Now that Ms. Rogers was taken, he no longer needed to manifest a human form and so he reverted back to his favorite shape – something like a furry crab with a toucan’s beak and about 600 different eyes on stalks looking in every direction at once. He held her essence in his claws for awhile, and then started juggling her back and forth from eye to eye like a magician with a deck of playing cards, scanning the room. Finally, he settled on something suitable. The candy bar still in her pocket.
Christians were the easiest and he picked them out whenever he could. They were so busy trying to convert you they didn’t realize you weren’t exactly human. Plus, they never wore costumes, so he never got confused as to what they were. Slorps weren’t very good at discerning between living humans, the newly dead, demons, angels, djinn, Lorpoos, or anything that wasn’t a Slorp. If he tried to empty a demon, for instance, he was liable to end up banished to some shitty outer plane where the best you could hope for was grubs, maggots, and pencil shavings to chow on for eternity.
It was a good test. Nothing but a stupid human would claim it was a Christian, especially on Halloween. It was like painting a target on the fuselage of your biplane and starting a world war. Christians had so much raging desire boiling just underneath their surface, it was embarrassingly easy to pluck out something from inside them, become it, and then manipulate them into letting you inside their secret heart. Not even remotely a challenge, really. He never knew what they thought he said and was doing as he prepared them to be emptied, but it was certainly amusing.
The Slorp (whose given name would drive you insane, even if it were reducible to symbols) put his claws together and spit through them, aiming Ms. Roger’s soul at his intended target with the precision of a seasoned gunfighter. There was a wet smack, and the Knickers leapt out of her pocket, spun in the air, and then landed on her carpet. Thanks to temporal conservation, Ms. Rogers didn’t just suddenly become the candy bar – she had always been the candy bar. He picked it up in one pulsating, segmented pincer. A treat.
But first: business.
With his other claw, he grabbed the body of Ms. Rogers by the back of her suit jacket and lifted her onto her couch. He fluffed a pillow and put it under her head. Her body was catatonic but still operating at 100%. She looked like she had fallen asleep watching the idiot box. All over town, there were empty people awaiting possession by the newly dead who the Slorp had already visited. Sometimes entire families. Their souls were now in furniture and in books, in bracelets and in teddy bears, and there they would stay, unless transferred to something else. Which was unlikely. Inanimate objects were the bottom rung, and souls had a tendency, like water, to seek the lowest level.
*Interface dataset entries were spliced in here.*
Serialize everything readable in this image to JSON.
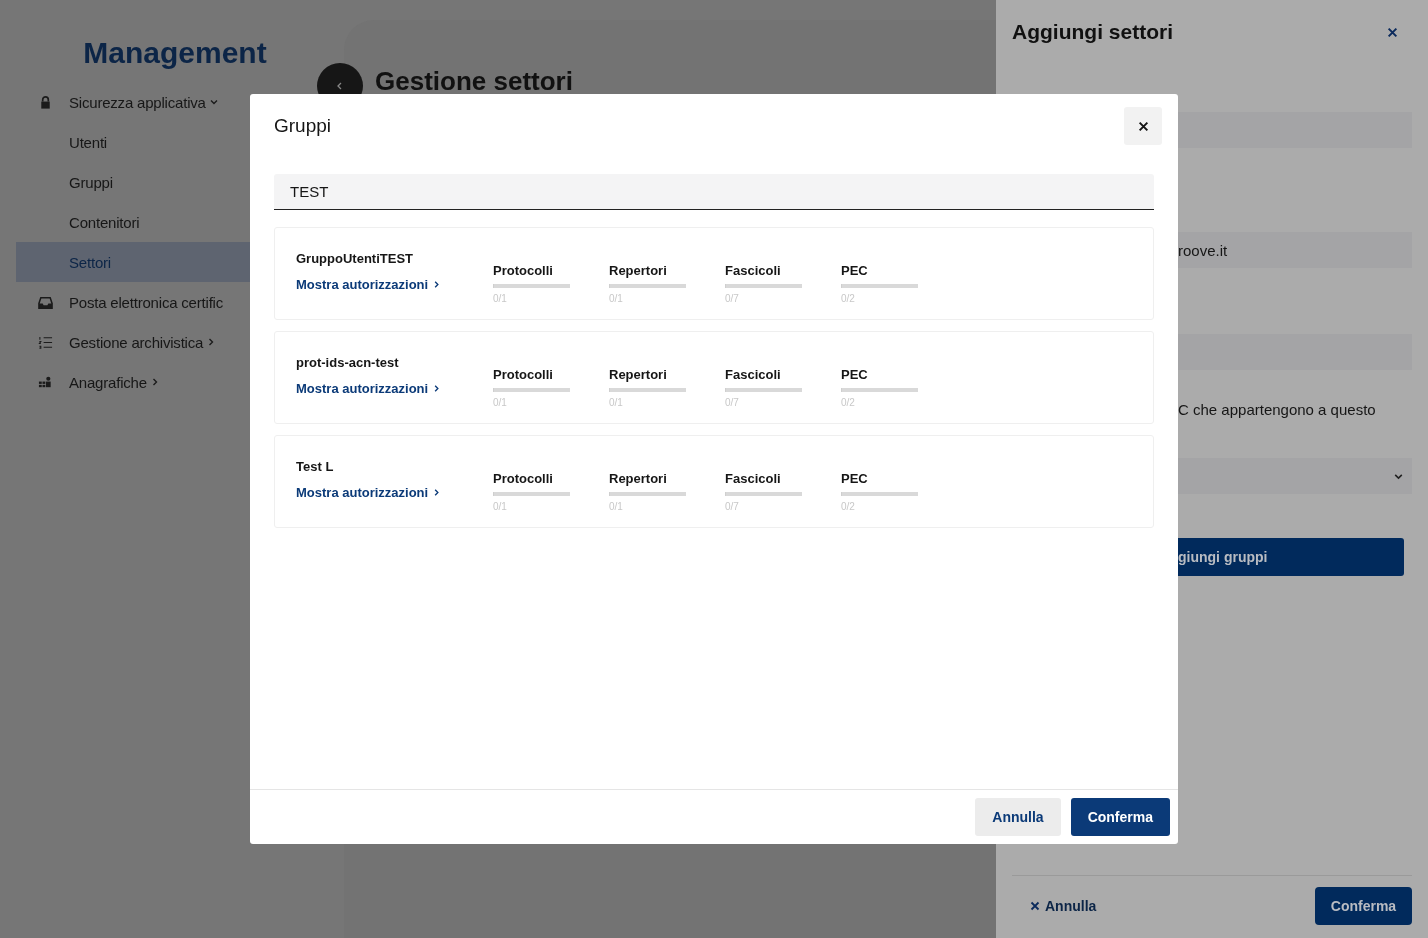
{
  "sidebar": {
    "title": "Management",
    "items": [
      {
        "label": "Sicurezza applicativa",
        "expanded": true,
        "selected": false,
        "children": [
          {
            "label": "Utenti",
            "selected": false
          },
          {
            "label": "Gruppi",
            "selected": false
          },
          {
            "label": "Contenitori",
            "selected": false
          },
          {
            "label": "Settori",
            "selected": true
          }
        ]
      },
      {
        "label": "Posta elettronica certific",
        "selected": false
      },
      {
        "label": "Gestione archivistica",
        "expanded": false,
        "selected": false
      },
      {
        "label": "Anagrafiche",
        "expanded": false,
        "selected": false
      }
    ]
  },
  "page": {
    "title": "Gestione settori"
  },
  "drawer": {
    "title": "Aggiungi settori",
    "items": [
      {
        "kind": "input"
      },
      {
        "kind": "input",
        "value": "roove.it"
      },
      {
        "kind": "input"
      },
      {
        "kind": "text",
        "text": "C che appartengono a questo"
      },
      {
        "kind": "select"
      },
      {
        "kind": "button",
        "text": "giungi gruppi"
      }
    ],
    "cancel": "Annulla",
    "confirm": "Conferma"
  },
  "modal": {
    "title": "Gruppi",
    "search": {
      "value": "TEST"
    },
    "groups": [
      {
        "name": "GruppoUtentiTEST",
        "link": "Mostra autorizzazioni",
        "stats": [
          {
            "label": "Protocolli",
            "level": 0,
            "reading": "0/1"
          },
          {
            "label": "Repertori",
            "level": 0,
            "reading": "0/1"
          },
          {
            "label": "Fascicoli",
            "level": 0,
            "reading": "0/7"
          },
          {
            "label": "PEC",
            "level": 0,
            "reading": "0/2"
          }
        ]
      },
      {
        "name": "prot-ids-acn-test",
        "link": "Mostra autorizzazioni",
        "stats": [
          {
            "label": "Protocolli",
            "level": 0,
            "reading": "0/1"
          },
          {
            "label": "Repertori",
            "level": 0,
            "reading": "0/1"
          },
          {
            "label": "Fascicoli",
            "level": 0,
            "reading": "0/7"
          },
          {
            "label": "PEC",
            "level": 0,
            "reading": "0/2"
          }
        ]
      },
      {
        "name": "Test L",
        "link": "Mostra autorizzazioni",
        "stats": [
          {
            "label": "Protocolli",
            "level": 0,
            "reading": "0/1"
          },
          {
            "label": "Repertori",
            "level": 0,
            "reading": "0/1"
          },
          {
            "label": "Fascicoli",
            "level": 0,
            "reading": "0/7"
          },
          {
            "label": "PEC",
            "level": 0,
            "reading": "0/2"
          }
        ]
      }
    ],
    "buttons": [
      {
        "label": "Annulla",
        "kind": "secondary"
      },
      {
        "label": "Conferma",
        "kind": "primary"
      }
    ]
  }
}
The Slorp scuttled out onto Ms. Rogers lawn and put the flag on her mailbox up – this year’s sign to the newly dead that the house had an empty body inside. The world was already getting thinner as the clock slowed down for midnight. He didn’t want to be around for the rush: it was as ugly as an Oklahoma land grab.
Scanning both directions of the street, he tossed the Knickers bar into the air, chomped down on it like a vicious bird, and crunched its sweet juice down his gullet and into his processing gland, effortlessly separating the soul from the candy like an ectoplasmic threshing machine. There was a whiff of brimstone and a satisfying bleat from his anal tendrils as he let one rip. And then – like the crab he resembled -- he was off to find someplace slimy, dark, and preferably underwater to hole up in. The nip in the air said Christmas was coming.